(Beginning of TASK INPUT)
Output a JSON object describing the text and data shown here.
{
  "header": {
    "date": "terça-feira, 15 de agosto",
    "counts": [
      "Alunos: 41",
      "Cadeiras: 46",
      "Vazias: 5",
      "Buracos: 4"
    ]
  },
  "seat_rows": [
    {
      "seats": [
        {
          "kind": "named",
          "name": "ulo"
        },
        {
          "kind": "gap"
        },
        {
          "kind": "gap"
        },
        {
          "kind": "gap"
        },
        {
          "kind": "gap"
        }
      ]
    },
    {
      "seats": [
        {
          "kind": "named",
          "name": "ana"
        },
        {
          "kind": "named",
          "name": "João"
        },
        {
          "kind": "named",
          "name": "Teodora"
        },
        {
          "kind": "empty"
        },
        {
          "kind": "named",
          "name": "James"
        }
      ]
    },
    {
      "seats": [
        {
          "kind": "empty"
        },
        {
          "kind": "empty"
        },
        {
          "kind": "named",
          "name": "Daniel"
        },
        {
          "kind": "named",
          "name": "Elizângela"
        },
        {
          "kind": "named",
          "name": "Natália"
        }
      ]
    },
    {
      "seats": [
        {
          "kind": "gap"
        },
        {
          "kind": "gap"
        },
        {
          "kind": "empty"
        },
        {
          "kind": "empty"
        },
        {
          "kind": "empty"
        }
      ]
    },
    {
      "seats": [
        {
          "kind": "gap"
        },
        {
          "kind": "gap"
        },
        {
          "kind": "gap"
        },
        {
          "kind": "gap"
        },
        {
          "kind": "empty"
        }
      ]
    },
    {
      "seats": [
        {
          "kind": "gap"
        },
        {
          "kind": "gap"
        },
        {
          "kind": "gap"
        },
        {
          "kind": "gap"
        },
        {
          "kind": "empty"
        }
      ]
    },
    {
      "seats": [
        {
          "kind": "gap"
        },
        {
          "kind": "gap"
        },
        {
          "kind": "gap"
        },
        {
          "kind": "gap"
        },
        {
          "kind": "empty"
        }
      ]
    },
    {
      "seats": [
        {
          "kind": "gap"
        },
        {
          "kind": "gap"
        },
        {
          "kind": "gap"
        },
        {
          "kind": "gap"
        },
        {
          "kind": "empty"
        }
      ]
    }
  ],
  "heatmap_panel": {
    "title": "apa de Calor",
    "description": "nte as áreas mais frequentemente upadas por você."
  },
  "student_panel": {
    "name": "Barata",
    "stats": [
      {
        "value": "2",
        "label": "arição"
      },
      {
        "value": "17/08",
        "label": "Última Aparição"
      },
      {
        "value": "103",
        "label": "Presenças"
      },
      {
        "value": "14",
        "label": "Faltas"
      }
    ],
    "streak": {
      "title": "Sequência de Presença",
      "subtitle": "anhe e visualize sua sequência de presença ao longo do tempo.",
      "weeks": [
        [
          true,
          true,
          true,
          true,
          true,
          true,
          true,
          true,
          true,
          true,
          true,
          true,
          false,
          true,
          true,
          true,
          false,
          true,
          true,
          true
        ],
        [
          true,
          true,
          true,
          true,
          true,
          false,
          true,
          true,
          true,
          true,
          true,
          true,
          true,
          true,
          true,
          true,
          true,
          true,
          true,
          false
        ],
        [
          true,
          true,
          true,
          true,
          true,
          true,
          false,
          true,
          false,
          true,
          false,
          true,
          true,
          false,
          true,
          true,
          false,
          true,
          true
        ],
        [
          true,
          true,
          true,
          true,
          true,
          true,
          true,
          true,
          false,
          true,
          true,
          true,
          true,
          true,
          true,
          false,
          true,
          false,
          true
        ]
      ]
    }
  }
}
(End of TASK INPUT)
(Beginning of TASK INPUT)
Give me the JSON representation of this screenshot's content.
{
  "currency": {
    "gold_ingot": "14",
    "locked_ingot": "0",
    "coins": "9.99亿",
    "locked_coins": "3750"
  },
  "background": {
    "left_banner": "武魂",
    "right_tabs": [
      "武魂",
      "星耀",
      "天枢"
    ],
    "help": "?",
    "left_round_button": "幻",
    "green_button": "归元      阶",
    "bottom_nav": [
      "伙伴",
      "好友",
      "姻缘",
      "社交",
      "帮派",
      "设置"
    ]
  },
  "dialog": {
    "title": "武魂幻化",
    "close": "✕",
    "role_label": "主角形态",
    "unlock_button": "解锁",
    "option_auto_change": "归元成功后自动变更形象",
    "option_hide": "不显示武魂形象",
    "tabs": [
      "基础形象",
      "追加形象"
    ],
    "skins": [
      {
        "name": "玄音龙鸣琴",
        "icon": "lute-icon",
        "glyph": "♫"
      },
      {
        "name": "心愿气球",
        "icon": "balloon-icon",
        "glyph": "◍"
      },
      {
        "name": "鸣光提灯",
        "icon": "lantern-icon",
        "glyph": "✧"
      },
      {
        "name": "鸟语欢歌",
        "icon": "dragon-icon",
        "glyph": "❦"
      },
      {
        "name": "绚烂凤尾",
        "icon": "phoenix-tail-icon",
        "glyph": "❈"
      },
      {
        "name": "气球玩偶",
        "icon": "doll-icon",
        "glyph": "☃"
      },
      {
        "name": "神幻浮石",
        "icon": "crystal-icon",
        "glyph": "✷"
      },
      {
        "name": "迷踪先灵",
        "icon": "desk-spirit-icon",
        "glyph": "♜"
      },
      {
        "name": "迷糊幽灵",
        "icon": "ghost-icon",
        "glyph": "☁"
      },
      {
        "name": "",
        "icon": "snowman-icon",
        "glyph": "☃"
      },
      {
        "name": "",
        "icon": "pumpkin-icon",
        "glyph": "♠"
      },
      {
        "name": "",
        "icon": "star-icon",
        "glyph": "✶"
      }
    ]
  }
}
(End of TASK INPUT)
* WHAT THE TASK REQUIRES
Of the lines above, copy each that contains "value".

* RESPONSE FOR THIS EXERCISE
        "value": "2",
        "value": "17/08",
        "value": "103",
        "value": "14",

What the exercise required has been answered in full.